NEW YORK - New York City's monkeypox outbreak has been declared a public health emergency by city officials.
Mayor Eric Adams and Department of Health and Mental Hygiene Commissioner Dr. Ashwin Vasan made the announcement in a statement Saturday evening, just one day after Governor Kathy Hochul had declared the outbreak a "State Disaster Emergency."
"Today, we are declaring monkeypox a public health emergency in New York City. Over the past few weeks, we have moved as quickly as possible to expand outreach and access to vaccines and treatment to keep people safe. This declaration, which is effective immediately, will allow DOHMH to issue emergency commissioner’s orders under the New York City Health Code and amend provisions of the Health Code to provide for measures to help slow the spread," the statement read.
So far, more than 4,600 cases of monkeypox have been found across the country, with over 1,000 in New York City alone.
A lack of vaccines has left many people frustrated and in response, the Biden administration announced that the United States will be receiving nearly 800,000 doses of the vaccine. New York will get 110,000 doses, with 80,000 coming to New York City.

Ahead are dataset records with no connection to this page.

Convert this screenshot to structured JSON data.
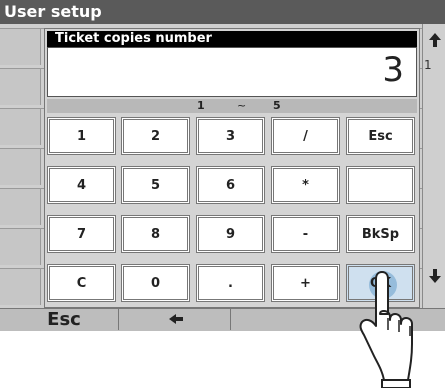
{
  "window": {
    "title": "User setup"
  },
  "keypad": {
    "title": "Ticket copies number",
    "value": "3",
    "range": {
      "min": "1",
      "separator": "~",
      "max": "5"
    },
    "keys": [
      [
        "1",
        "2",
        "3",
        "/",
        "Esc"
      ],
      [
        "4",
        "5",
        "6",
        "*",
        ""
      ],
      [
        "7",
        "8",
        "9",
        "-",
        "BkSp"
      ],
      [
        "C",
        "0",
        ".",
        "+",
        "OK"
      ]
    ]
  },
  "scroll": {
    "up_icon": "arrow-up-icon",
    "down_icon": "arrow-down-icon",
    "page": "1"
  },
  "bottom": {
    "esc_label": "Esc",
    "back_icon": "arrow-left-icon"
  },
  "pointer": {
    "icon": "tap-hand-icon"
  }
}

"New York City is currently the epicenter of the outbreak, and we estimate that approximately 150,000 New Yorkers may currently be at risk for monkeypox exposure. We will continue to work with our federal partners to secure more doses as soon as they become available. This outbreak must be met with urgency, action, and resources, both nationally and globally, and this declaration of a public health emergency reflects the seriousness of the moment," the statement concluded.
To date, there have been more than 22,000 monkeypox cases reported in nearly 80 countries since May, with about 75 suspected deaths in Africa, mostly in Nigeria and Congo. On Friday, Brazil and Spain reported deaths linked to monkeypox, the first reported outside Africa. Spain reported a second monkeypox death Saturday.